• _Problem to solve_: The answer is the data repeated in full, with no pictures included.
#### Information supplied ####
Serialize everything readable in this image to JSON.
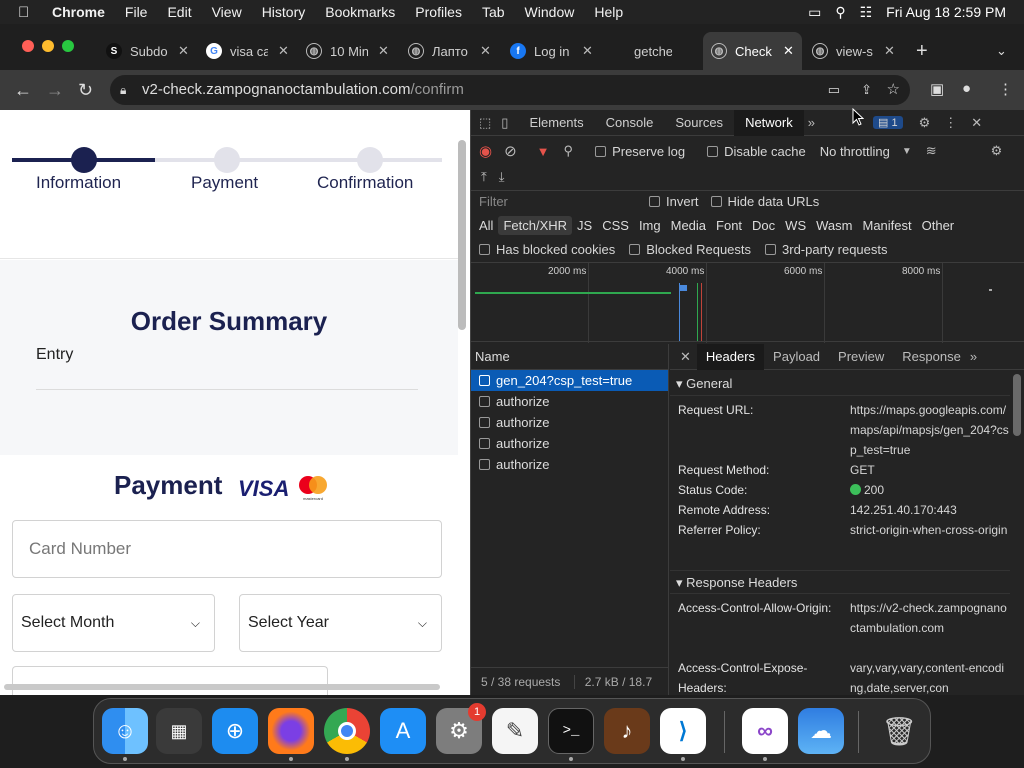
{
  "menubar": {
    "app": "Chrome",
    "items": [
      "File",
      "Edit",
      "View",
      "History",
      "Bookmarks",
      "Profiles",
      "Tab",
      "Window",
      "Help"
    ],
    "datetime": "Fri Aug 18  2:59 PM"
  },
  "tabs": [
    {
      "title": "Subdo",
      "icon": "s-favicon"
    },
    {
      "title": "visa ca",
      "icon": "google-favicon"
    },
    {
      "title": "10 Min",
      "icon": "globe-favicon"
    },
    {
      "title": "Лапто",
      "icon": "globe-favicon"
    },
    {
      "title": "Log in",
      "icon": "facebook-favicon"
    },
    {
      "title": "getche",
      "icon": "none"
    },
    {
      "title": "Check",
      "icon": "globe-favicon",
      "active": true
    },
    {
      "title": "view-s",
      "icon": "globe-favicon"
    }
  ],
  "address": {
    "host": "v2-check.zampognanoctambulation.com",
    "path": "/confirm"
  },
  "checkout": {
    "steps": [
      "Information",
      "Payment",
      "Confirmation"
    ],
    "order_title": "Order Summary",
    "entry_label": "Entry",
    "payment_title": "Payment",
    "visa_label": "VISA",
    "mastercard_label": "mastercard",
    "card_placeholder": "Card Number",
    "month_select": "Select Month",
    "year_select": "Select Year",
    "brand_color": "#1b2150"
  },
  "devtools": {
    "tabs": [
      "Elements",
      "Console",
      "Sources",
      "Network"
    ],
    "active_tab": "Network",
    "issues_count": "1",
    "preserve_log": "Preserve log",
    "disable_cache": "Disable cache",
    "throttling": "No throttling",
    "filter_placeholder": "Filter",
    "invert": "Invert",
    "hide_data_urls": "Hide data URLs",
    "filter_types": [
      "All",
      "Fetch/XHR",
      "JS",
      "CSS",
      "Img",
      "Media",
      "Font",
      "Doc",
      "WS",
      "Wasm",
      "Manifest",
      "Other"
    ],
    "active_filter": "Fetch/XHR",
    "blocked_cookies": "Has blocked cookies",
    "blocked_requests": "Blocked Requests",
    "third_party": "3rd-party requests",
    "timeline_ticks": [
      "2000 ms",
      "4000 ms",
      "6000 ms",
      "8000 ms"
    ],
    "name_header": "Name",
    "requests": [
      "gen_204?csp_test=true",
      "authorize",
      "authorize",
      "authorize",
      "authorize"
    ],
    "status_requests": "5 / 38 requests",
    "status_size": "2.7 kB / 18.7 kB",
    "detail_tabs": [
      "Headers",
      "Payload",
      "Preview",
      "Response"
    ],
    "general_label": "General",
    "general": [
      {
        "key": "Request URL:",
        "value": "https://maps.googleapis.com/maps/api/mapsjs/gen_204?csp_test=true"
      },
      {
        "key": "Request Method:",
        "value": "GET"
      },
      {
        "key": "Status Code:",
        "value": "200"
      },
      {
        "key": "Remote Address:",
        "value": "142.251.40.170:443"
      },
      {
        "key": "Referrer Policy:",
        "value": "strict-origin-when-cross-origin"
      }
    ],
    "response_label": "Response Headers",
    "response": [
      {
        "key": "Access-Control-Allow-Origin:",
        "value": "https://v2-check.zampognanoctambulation.com"
      },
      {
        "key": "Access-Control-Expose-Headers:",
        "value": "vary,vary,vary,content-encoding,date,server,con"
      }
    ],
    "status_ok_color": "#3cbf5a"
  },
  "dock": {
    "apps": [
      "finder-icon",
      "launchpad-icon",
      "safari-icon",
      "firefox-icon",
      "chrome-icon",
      "app-store-icon",
      "system-settings-icon",
      "textedit-icon",
      "terminal-icon",
      "garageband-icon",
      "vscode-icon",
      "visual-studio-icon",
      "weather-icon",
      "trash-icon"
    ],
    "settings_badge": "1"
  }
}
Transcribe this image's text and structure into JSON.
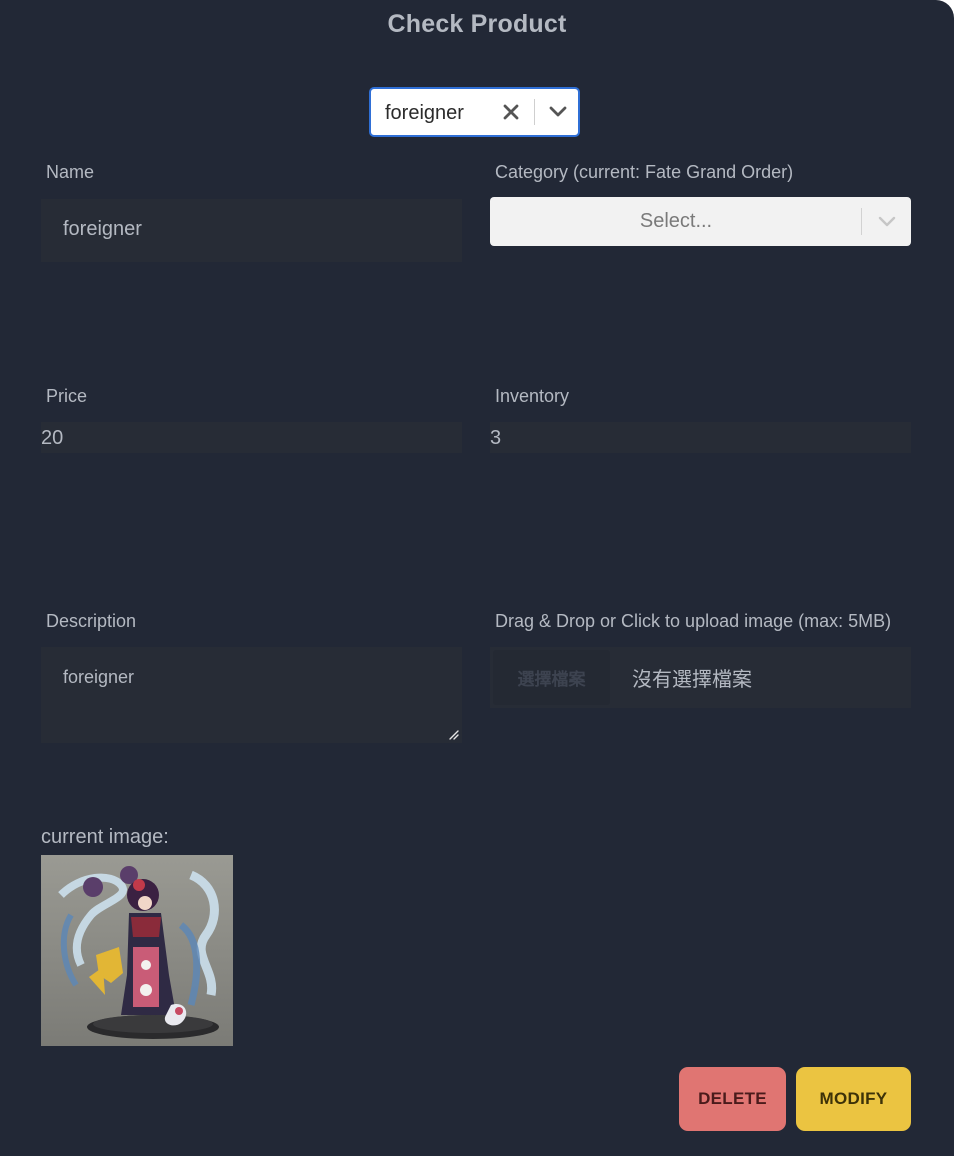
{
  "page": {
    "title": "Check Product"
  },
  "product_selector": {
    "value": "foreigner",
    "clear_icon": "x-icon",
    "dropdown_icon": "chevron-down-icon"
  },
  "form": {
    "name": {
      "label": "Name",
      "value": "foreigner"
    },
    "category": {
      "label": "Category (current: Fate Grand Order)",
      "placeholder": "Select...",
      "dropdown_icon": "chevron-down-icon"
    },
    "price": {
      "label": "Price",
      "value": "20"
    },
    "inventory": {
      "label": "Inventory",
      "value": "3"
    },
    "description": {
      "label": "Description",
      "value": "foreigner"
    },
    "upload": {
      "label": "Drag & Drop or Click to upload image (max: 5MB)",
      "button_label": "選擇檔案",
      "status": "沒有選擇檔案"
    }
  },
  "current_image": {
    "label": "current image:"
  },
  "actions": {
    "delete_label": "DELETE",
    "modify_label": "MODIFY"
  },
  "colors": {
    "background": "#222836",
    "field_background": "#272c36",
    "text": "#b4b9c2",
    "focus_border": "#2f6fd6",
    "delete": "#e07572",
    "modify": "#ebc441"
  }
}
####
• _Exercise output_:
Serialize everything readable in this image to JSON.
{
  "menubar": {
    "app": "Chrome",
    "items": [
      "File",
      "Edit",
      "View",
      "History",
      "Bookmarks",
      "Profiles",
      "Tab",
      "Window",
      "Help"
    ],
    "datetime": "Fri Aug 18  2:59 PM"
  },
  "tabs": [
    {
      "title": "Subdo",
      "icon": "s-favicon"
    },
    {
      "title": "visa ca",
      "icon": "google-favicon"
    },
    {
      "title": "10 Min",
      "icon": "globe-favicon"
    },
    {
      "title": "Лапто",
      "icon": "globe-favicon"
    },
    {
      "title": "Log in",
      "icon": "facebook-favicon"
    },
    {
      "title": "getche",
      "icon": "none"
    },
    {
      "title": "Check",
      "icon": "globe-favicon",
      "active": true
    },
    {
      "title": "view-s",
      "icon": "globe-favicon"
    }
  ],
  "address": {
    "host": "v2-check.zampognanoctambulation.com",
    "path": "/confirm"
  },
  "checkout": {
    "steps": [
      "Information",
      "Payment",
      "Confirmation"
    ],
    "order_title": "Order Summary",
    "entry_label": "Entry",
    "payment_title": "Payment",
    "visa_label": "VISA",
    "mastercard_label": "mastercard",
    "card_placeholder": "Card Number",
    "month_select": "Select Month",
    "year_select": "Select Year",
    "brand_color": "#1b2150"
  },
  "devtools": {
    "tabs": [
      "Elements",
      "Console",
      "Sources",
      "Network"
    ],
    "active_tab": "Network",
    "issues_count": "1",
    "preserve_log": "Preserve log",
    "disable_cache": "Disable cache",
    "throttling": "No throttling",
    "filter_placeholder": "Filter",
    "invert": "Invert",
    "hide_data_urls": "Hide data URLs",
    "filter_types": [
      "All",
      "Fetch/XHR",
      "JS",
      "CSS",
      "Img",
      "Media",
      "Font",
      "Doc",
      "WS",
      "Wasm",
      "Manifest",
      "Other"
    ],
    "active_filter": "Fetch/XHR",
    "blocked_cookies": "Has blocked cookies",
    "blocked_requests": "Blocked Requests",
    "third_party": "3rd-party requests",
    "timeline_ticks": [
      "2000 ms",
      "4000 ms",
      "6000 ms",
      "8000 ms"
    ],
    "name_header": "Name",
    "requests": [
      "gen_204?csp_test=true",
      "authorize",
      "authorize",
      "authorize",
      "authorize"
    ],
    "status_requests": "5 / 38 requests",
    "status_size": "2.7 kB / 18.7 kB",
    "detail_tabs": [
      "Headers",
      "Payload",
      "Preview",
      "Response"
    ],
    "general_label": "General",
    "general": [
      {
        "key": "Request URL:",
        "value": "https://maps.googleapis.com/maps/api/mapsjs/gen_204?csp_test=true"
      },
      {
        "key": "Request Method:",
        "value": "GET"
      },
      {
        "key": "Status Code:",
        "value": "200"
      },
      {
        "key": "Remote Address:",
        "value": "142.251.40.170:443"
      },
      {
        "key": "Referrer Policy:",
        "value": "strict-origin-when-cross-origin"
      }
    ],
    "response_label": "Response Headers",
    "response": [
      {
        "key": "Access-Control-Allow-Origin:",
        "value": "https://v2-check.zampognanoctambulation.com"
      },
      {
        "key": "Access-Control-Expose-Headers:",
        "value": "vary,vary,vary,content-encoding,date,server,con"
      }
    ],
    "status_ok_color": "#3cbf5a"
  },
  "dock": {
    "apps": [
      "finder-icon",
      "launchpad-icon",
      "safari-icon",
      "firefox-icon",
      "chrome-icon",
      "app-store-icon",
      "system-settings-icon",
      "textedit-icon",
      "terminal-icon",
      "garageband-icon",
      "vscode-icon",
      "visual-studio-icon",
      "weather-icon",
      "trash-icon"
    ],
    "settings_badge": "1"
  }
}
Transcribe this image's text and structure into JSON.
{
  "page": {
    "title": "Check Product"
  },
  "product_selector": {
    "value": "foreigner",
    "clear_icon": "x-icon",
    "dropdown_icon": "chevron-down-icon"
  },
  "form": {
    "name": {
      "label": "Name",
      "value": "foreigner"
    },
    "category": {
      "label": "Category (current: Fate Grand Order)",
      "placeholder": "Select...",
      "dropdown_icon": "chevron-down-icon"
    },
    "price": {
      "label": "Price",
      "value": "20"
    },
    "inventory": {
      "label": "Inventory",
      "value": "3"
    },
    "description": {
      "label": "Description",
      "value": "foreigner"
    },
    "upload": {
      "label": "Drag & Drop or Click to upload image (max: 5MB)",
      "button_label": "選擇檔案",
      "status": "沒有選擇檔案"
    }
  },
  "current_image": {
    "label": "current image:"
  },
  "actions": {
    "delete_label": "DELETE",
    "modify_label": "MODIFY"
  },
  "colors": {
    "background": "#222836",
    "field_background": "#272c36",
    "text": "#b4b9c2",
    "focus_border": "#2f6fd6",
    "delete": "#e07572",
    "modify": "#ebc441"
  }
}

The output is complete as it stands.